Like the original Pride, the Pride II is not a replica of a specific vessel, and, although it represents a type of vessel known as a Baltimore Clipper, it was built to contemporary standards for seaworthiness and comfort but like its predecessor, is a topsail schooner. On May 3, 1987, the keel was laid in Baltimore's Inner harbor, and Pride of Baltimore II soon began to take shape. The keel and all the other framing and planking materials were shaped out of Central American hardwoods from Belize. On this ship, modern power tools and techniques were used to speed construction. When onlookers periodically opined that "Them 19th century shipbuilders sure didn't use no kinda power tools," shipwright Leroy Suroski correctly pointed out, "They woulda if they woulda had 'em."[1] Built in the iconic Baltimore Clipper style Pride II has heavily raked masts, and has 10 sails, she carries two large gaff sails (one on a boom and one loose-footed), a main gaff topsail, three headsails, and a square topsail and flying topgallant on the foremast. Also rare on modern traditional sailing vessels, she flies studding sails (stun's'ls), additional sails set along the edge of the square topsail and the mainsail on temporary spars known as stun's'l booms. Additionally Pride II carries a very unusual sail known as a ring-tail, set like a studding sail it extends from the main boom to the main gaff.

On September 5, 2005, the Pride of Baltimore II suffered a complete dismasting while sailing in a squall in the Bay of Biscay off the coast of France.
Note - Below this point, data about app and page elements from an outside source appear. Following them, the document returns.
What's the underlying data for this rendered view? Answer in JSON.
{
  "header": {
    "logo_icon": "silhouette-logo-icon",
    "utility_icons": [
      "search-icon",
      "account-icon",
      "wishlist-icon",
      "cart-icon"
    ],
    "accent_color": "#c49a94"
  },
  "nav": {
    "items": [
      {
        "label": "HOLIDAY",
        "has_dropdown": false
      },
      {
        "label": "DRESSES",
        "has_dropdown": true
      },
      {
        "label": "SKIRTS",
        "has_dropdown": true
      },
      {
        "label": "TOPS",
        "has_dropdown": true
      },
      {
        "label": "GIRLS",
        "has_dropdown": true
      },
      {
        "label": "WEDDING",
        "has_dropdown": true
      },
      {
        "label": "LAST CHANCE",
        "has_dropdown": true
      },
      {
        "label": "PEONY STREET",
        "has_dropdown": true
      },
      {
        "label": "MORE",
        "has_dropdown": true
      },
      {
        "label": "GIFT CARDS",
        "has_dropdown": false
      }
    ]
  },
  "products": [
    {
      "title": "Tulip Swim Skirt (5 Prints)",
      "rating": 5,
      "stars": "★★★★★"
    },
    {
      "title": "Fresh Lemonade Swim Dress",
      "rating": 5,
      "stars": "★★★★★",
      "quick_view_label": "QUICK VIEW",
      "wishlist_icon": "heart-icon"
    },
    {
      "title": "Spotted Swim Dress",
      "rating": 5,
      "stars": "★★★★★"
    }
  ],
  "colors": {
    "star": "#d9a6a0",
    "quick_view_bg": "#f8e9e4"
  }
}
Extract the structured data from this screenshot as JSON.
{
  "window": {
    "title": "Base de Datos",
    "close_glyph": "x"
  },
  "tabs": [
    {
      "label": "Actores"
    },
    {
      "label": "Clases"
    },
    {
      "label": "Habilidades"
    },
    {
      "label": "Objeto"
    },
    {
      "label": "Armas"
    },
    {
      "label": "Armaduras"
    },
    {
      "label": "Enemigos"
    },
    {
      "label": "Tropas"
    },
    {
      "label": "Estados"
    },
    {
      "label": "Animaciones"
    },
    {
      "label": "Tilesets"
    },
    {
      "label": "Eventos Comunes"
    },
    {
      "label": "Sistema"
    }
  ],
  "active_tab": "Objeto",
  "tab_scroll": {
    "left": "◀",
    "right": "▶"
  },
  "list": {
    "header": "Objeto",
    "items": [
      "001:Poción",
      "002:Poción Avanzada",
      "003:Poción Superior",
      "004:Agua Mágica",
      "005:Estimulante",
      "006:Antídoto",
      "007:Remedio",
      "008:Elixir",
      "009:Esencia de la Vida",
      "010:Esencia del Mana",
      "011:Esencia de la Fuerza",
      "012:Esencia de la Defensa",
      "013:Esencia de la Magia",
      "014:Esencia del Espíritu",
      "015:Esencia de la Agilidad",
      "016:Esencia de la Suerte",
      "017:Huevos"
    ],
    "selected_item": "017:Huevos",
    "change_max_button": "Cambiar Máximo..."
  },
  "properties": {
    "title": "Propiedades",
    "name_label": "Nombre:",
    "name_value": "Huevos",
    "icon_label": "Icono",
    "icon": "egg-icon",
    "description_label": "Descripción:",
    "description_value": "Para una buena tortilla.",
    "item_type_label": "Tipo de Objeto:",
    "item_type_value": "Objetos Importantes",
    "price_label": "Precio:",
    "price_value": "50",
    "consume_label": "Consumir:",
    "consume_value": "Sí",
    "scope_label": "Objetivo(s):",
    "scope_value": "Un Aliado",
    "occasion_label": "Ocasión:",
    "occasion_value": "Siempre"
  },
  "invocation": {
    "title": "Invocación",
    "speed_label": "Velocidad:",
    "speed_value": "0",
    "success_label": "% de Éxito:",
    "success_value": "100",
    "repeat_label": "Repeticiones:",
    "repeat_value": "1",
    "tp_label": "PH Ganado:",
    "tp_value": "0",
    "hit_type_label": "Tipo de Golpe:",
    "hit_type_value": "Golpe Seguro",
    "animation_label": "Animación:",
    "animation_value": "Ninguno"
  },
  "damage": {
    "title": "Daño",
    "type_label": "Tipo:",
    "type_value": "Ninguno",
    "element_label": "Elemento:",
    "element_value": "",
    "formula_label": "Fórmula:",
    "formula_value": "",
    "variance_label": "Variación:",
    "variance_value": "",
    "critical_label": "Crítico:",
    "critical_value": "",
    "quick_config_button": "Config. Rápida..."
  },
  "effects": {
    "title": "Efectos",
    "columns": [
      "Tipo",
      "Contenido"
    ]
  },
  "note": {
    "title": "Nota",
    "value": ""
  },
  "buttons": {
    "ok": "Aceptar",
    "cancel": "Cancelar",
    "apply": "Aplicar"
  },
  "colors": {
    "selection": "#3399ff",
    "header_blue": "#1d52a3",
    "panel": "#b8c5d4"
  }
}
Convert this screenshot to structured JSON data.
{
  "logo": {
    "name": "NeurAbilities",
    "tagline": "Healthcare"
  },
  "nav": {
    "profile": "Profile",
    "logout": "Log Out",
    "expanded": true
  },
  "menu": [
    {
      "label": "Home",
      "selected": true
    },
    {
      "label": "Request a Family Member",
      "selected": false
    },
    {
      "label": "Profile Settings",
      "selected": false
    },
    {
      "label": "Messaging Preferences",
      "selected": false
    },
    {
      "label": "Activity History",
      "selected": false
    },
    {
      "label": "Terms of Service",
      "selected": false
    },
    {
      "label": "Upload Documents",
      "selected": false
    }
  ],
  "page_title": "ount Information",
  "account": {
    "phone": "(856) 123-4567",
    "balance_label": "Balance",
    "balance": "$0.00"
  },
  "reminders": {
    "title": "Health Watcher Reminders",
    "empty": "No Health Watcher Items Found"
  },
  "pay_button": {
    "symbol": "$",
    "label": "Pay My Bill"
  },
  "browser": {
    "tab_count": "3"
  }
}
The ship returned to port under motor power for repairs.

Until 2010, the Pride of Baltimore II was owned by the citizens of the state of Maryland and operated by Pride of Baltimore, Inc., a private, nonprofit organization. Ownership was transferred to the ship's nonprofit operator with unanimous approval by Maryland's Board of Public Works on June 9, 2010.

References

Pride of Baltimore Wikipedia